A suggested initial goal on the EIA maturity curve is also in the middle: Level 3, in which consistency in standards across projects is achieved, with the aspirational goal of getting to level 4 within a reasonable timeframe. Level 3 provides a target for the first working group that they have a vested interest in achieving.
Often a burning platform already exists; you just need to find it. There is usually at least one project relying on MDM that is foundering due to issues around the lack of data governance. I’ve been on IT-driven data clean-up projects in which IT spent considerable time with a group of “assumed” data owners. Decisions are made on valid values for a series of data fields. IT spends numerous days making, testing and implementing the changes. Then, unbeknownst to the first group, a second department calls IT, disagrees and has IT undo the changes. At the very least, people begin to see a platform begin to smoke.
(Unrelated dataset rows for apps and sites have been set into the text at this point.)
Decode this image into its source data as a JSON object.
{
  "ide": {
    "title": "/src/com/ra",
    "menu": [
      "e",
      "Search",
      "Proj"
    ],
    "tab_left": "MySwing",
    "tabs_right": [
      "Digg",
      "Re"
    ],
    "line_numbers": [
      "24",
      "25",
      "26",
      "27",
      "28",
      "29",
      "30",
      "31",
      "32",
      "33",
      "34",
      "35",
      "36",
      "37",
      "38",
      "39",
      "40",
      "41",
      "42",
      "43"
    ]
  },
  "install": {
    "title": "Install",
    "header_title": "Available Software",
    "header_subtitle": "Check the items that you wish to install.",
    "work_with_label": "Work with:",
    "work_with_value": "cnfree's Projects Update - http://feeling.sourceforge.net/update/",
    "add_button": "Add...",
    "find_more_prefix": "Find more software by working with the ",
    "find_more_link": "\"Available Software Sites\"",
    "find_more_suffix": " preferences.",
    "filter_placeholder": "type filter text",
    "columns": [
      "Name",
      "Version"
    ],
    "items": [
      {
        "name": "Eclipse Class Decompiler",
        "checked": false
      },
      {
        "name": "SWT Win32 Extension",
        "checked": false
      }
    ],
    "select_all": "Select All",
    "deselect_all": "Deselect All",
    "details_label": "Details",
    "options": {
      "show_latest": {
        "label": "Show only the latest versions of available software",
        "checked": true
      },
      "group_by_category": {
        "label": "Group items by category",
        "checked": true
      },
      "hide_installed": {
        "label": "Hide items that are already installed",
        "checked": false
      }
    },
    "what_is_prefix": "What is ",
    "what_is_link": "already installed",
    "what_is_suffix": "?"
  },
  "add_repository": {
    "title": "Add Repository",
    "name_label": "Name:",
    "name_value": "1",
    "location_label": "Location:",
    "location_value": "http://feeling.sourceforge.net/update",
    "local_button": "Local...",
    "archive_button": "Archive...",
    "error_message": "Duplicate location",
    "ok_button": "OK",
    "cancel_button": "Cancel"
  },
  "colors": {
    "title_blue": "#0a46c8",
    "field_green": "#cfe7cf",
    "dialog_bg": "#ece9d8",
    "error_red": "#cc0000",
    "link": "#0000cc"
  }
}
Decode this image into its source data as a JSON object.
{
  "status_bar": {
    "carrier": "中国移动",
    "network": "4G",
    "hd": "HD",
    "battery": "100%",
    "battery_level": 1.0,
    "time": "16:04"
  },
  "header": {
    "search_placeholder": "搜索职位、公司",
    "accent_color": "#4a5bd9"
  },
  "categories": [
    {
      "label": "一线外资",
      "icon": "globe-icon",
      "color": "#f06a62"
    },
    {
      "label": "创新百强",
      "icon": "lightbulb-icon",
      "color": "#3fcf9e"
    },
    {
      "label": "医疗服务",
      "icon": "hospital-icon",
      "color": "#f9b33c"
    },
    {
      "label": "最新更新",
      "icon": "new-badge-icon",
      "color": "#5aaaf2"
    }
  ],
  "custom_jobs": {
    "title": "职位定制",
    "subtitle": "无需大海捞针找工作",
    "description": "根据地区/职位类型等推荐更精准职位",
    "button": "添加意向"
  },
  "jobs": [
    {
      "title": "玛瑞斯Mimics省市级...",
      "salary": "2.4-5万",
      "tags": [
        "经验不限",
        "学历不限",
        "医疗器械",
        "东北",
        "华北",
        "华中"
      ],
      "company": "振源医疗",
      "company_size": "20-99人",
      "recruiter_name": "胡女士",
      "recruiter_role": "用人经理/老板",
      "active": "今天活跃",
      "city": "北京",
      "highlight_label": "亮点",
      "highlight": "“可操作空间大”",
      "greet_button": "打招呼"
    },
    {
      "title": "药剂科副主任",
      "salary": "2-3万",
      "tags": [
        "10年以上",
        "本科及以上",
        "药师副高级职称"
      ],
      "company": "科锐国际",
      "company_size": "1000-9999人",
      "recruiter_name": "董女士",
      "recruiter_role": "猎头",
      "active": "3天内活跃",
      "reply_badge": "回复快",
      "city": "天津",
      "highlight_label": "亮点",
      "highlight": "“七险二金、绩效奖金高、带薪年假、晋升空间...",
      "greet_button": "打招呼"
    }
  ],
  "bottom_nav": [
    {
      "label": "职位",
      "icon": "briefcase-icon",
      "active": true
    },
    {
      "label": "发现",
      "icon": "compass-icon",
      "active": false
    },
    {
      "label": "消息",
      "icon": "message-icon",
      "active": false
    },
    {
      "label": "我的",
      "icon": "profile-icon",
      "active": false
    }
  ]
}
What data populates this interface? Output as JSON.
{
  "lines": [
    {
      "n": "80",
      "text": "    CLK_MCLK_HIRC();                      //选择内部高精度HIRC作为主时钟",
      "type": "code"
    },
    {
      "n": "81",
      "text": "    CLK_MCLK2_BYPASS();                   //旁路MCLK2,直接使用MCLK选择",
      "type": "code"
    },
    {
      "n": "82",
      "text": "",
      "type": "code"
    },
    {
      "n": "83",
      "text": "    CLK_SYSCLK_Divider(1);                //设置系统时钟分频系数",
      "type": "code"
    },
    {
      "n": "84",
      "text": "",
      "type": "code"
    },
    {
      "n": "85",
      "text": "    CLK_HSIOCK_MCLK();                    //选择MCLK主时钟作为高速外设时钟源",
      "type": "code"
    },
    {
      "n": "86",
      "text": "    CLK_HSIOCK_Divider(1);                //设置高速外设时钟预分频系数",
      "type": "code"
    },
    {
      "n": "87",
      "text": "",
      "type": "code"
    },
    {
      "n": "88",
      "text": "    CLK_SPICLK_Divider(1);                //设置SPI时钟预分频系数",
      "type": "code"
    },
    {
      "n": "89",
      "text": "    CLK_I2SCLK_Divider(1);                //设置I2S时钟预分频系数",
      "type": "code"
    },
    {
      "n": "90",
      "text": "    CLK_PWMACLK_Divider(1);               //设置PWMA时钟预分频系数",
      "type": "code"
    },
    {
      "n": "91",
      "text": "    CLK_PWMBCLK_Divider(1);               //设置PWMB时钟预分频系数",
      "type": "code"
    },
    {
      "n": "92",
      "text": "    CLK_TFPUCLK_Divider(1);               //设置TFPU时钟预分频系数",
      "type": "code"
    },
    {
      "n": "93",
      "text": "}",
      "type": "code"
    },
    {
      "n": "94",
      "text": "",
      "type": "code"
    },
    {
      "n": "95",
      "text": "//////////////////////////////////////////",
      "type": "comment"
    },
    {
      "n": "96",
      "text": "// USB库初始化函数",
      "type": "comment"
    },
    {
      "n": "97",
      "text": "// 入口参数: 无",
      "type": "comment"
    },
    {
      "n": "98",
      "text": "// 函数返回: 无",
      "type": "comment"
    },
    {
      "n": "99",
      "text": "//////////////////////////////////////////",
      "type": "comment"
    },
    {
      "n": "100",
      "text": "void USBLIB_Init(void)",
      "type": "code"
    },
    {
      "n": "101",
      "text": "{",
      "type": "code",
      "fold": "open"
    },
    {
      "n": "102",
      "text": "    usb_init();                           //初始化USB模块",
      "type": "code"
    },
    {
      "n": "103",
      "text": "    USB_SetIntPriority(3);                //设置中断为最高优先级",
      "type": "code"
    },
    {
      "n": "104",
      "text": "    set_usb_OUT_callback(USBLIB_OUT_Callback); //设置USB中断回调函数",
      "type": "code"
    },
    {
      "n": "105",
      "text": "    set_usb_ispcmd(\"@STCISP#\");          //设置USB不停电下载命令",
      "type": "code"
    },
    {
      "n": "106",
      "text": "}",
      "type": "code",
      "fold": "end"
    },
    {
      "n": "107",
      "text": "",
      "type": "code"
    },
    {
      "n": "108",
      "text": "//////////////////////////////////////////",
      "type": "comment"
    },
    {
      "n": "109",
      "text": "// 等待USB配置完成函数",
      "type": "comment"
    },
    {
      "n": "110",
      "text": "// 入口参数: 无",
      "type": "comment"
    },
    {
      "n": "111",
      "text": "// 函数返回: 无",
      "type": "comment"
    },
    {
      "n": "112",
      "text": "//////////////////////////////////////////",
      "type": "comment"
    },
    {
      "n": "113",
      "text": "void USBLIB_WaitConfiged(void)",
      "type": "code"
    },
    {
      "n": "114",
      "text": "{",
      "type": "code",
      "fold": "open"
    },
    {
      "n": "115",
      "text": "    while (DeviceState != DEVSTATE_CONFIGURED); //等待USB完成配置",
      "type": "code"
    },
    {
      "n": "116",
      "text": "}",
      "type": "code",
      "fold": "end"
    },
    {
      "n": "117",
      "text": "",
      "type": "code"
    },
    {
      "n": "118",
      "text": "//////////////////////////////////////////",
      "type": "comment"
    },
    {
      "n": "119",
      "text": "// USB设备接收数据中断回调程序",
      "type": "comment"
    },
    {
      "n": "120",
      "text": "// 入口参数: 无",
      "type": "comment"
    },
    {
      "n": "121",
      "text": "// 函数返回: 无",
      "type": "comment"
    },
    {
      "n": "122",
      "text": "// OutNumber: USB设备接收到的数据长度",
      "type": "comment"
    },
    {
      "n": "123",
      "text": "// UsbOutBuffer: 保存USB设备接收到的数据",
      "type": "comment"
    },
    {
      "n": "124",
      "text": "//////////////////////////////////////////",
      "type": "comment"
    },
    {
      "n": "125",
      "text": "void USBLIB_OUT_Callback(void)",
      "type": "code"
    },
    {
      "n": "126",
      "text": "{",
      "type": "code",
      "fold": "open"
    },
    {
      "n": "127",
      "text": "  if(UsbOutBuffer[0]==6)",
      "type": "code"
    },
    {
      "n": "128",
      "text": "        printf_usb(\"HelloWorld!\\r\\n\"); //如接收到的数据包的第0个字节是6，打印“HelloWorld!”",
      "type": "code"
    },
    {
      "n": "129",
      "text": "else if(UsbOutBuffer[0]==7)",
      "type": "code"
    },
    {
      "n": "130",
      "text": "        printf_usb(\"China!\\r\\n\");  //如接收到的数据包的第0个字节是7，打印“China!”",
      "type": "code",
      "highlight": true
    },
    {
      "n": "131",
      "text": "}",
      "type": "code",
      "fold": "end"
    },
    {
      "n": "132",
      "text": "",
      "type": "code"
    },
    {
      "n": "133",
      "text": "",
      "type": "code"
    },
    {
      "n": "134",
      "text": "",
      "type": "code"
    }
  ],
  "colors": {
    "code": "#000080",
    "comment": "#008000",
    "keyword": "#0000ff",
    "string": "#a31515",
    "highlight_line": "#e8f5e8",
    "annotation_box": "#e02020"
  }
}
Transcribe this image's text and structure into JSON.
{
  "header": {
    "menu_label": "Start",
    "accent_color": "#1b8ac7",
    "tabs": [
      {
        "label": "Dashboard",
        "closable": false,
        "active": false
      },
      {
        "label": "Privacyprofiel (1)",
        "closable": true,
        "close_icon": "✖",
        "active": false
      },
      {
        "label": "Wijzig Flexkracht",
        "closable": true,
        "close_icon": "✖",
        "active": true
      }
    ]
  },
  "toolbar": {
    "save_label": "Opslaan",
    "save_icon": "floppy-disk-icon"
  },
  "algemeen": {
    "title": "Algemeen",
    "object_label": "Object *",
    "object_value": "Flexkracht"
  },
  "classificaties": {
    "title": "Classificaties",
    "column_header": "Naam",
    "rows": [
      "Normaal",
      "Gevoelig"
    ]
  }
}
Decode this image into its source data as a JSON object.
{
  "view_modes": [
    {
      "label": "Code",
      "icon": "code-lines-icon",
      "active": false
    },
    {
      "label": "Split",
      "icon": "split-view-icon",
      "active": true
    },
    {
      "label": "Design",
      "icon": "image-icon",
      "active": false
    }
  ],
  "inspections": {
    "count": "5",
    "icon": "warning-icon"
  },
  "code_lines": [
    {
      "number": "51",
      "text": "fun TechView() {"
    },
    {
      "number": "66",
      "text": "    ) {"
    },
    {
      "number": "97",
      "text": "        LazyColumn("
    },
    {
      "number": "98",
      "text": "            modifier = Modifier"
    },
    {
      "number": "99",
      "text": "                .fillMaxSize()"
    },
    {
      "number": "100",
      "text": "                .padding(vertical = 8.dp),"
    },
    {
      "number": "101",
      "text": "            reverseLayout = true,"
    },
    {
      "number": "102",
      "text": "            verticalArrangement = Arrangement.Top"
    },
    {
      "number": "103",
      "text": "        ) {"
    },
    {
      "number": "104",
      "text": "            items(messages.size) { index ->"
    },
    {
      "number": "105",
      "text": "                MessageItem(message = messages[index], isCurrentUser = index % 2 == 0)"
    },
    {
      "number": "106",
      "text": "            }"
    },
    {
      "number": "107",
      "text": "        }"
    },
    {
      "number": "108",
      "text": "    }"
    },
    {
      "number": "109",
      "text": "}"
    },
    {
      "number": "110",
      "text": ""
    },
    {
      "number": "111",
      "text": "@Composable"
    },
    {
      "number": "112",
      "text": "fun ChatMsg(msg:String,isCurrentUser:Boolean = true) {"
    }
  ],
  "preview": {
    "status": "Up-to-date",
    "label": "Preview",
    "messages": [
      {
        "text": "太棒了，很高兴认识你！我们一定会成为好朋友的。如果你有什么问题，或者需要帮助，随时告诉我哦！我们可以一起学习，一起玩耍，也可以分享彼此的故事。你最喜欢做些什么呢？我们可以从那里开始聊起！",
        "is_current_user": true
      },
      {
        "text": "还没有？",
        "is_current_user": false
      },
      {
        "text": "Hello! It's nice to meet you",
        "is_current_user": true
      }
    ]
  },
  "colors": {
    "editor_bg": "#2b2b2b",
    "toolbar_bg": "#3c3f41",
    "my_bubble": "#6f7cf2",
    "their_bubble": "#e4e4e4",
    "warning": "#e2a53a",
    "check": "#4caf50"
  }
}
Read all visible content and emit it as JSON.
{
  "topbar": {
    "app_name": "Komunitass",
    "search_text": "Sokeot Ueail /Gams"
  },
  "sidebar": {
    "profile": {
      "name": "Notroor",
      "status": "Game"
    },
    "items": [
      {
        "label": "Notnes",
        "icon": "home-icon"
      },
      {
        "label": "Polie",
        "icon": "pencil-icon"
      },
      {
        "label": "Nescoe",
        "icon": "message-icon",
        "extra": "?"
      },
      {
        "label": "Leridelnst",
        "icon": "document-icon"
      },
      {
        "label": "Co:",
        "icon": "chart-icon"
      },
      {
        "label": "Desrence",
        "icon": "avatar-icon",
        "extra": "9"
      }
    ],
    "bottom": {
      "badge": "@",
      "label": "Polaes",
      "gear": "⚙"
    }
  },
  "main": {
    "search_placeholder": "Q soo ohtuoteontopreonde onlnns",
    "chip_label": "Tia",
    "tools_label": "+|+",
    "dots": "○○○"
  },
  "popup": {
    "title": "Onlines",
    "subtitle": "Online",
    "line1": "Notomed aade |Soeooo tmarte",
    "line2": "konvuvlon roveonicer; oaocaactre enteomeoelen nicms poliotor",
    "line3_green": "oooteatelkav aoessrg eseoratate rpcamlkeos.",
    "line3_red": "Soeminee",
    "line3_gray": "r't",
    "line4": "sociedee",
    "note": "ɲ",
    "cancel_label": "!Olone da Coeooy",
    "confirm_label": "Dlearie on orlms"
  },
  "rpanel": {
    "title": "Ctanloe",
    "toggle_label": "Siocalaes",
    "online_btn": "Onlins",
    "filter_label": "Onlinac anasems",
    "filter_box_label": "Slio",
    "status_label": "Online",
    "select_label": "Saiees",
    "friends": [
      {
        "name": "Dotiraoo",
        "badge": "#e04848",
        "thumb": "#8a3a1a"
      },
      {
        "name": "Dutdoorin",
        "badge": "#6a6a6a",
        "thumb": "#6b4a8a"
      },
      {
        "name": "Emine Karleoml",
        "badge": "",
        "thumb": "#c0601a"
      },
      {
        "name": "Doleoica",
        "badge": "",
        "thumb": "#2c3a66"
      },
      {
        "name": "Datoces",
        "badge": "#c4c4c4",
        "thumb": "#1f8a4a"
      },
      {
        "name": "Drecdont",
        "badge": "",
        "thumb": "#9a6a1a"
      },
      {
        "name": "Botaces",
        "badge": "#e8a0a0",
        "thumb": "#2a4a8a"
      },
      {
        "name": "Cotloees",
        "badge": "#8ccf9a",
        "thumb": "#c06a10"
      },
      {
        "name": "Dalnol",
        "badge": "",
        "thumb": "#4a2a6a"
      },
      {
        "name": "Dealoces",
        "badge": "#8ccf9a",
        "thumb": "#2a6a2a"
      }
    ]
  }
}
Using an existing project to begin piloting data governance standards yields a far greater return toward enterprise data management maturity then dozens of senior management presentations of governance theory. Work with the project sponsors to begin defining MDG roles for that project. These sponsors will serve as the initial data governance oversight mechanism. Recognize that the end result will serve as the template for the larger overall MDM/MDG project. Eventually this template should become part of the company’s project management playbook.
Define the key roles
For a data governance process to work, a number of key roles must be put in place. The role names may vary from organization to organization and can be tailored to fit into the organization’s culture. The names are not as important as the functions they serve and their alignment with the business and related business processes. Allow the organization to select terminology that enables them to embrace the substance of role they need to fulfill. Where, when and how various business associates interact with each piece of data determines which of the following roles they play with the respective data fields.
Oversight roles include business data owner and operational process owner. Primary responsibility roles are data guardian, data steward and data custodian. These roles provide the infrastructure for establishing MDG in an organization.
Now that you know how MDM and MDG work together, the importance of establishing a framework with the correct stakeholders and how to define the key roles for success, an MDG structure can come to life. Learn how to do it in part two of this article, "Mastering the Data Domain: How You Can Get Started."
Thomas E. Schmitt, CPA/CITP, CGMA, CISA, is managing director of Thomas E. Schmitt & Company, LLC, a public accounting and management consulting firm in Warrenton. His company works primarily in the retail industry, addressing merchandising strategy and tactics, systems implementation and business transformation.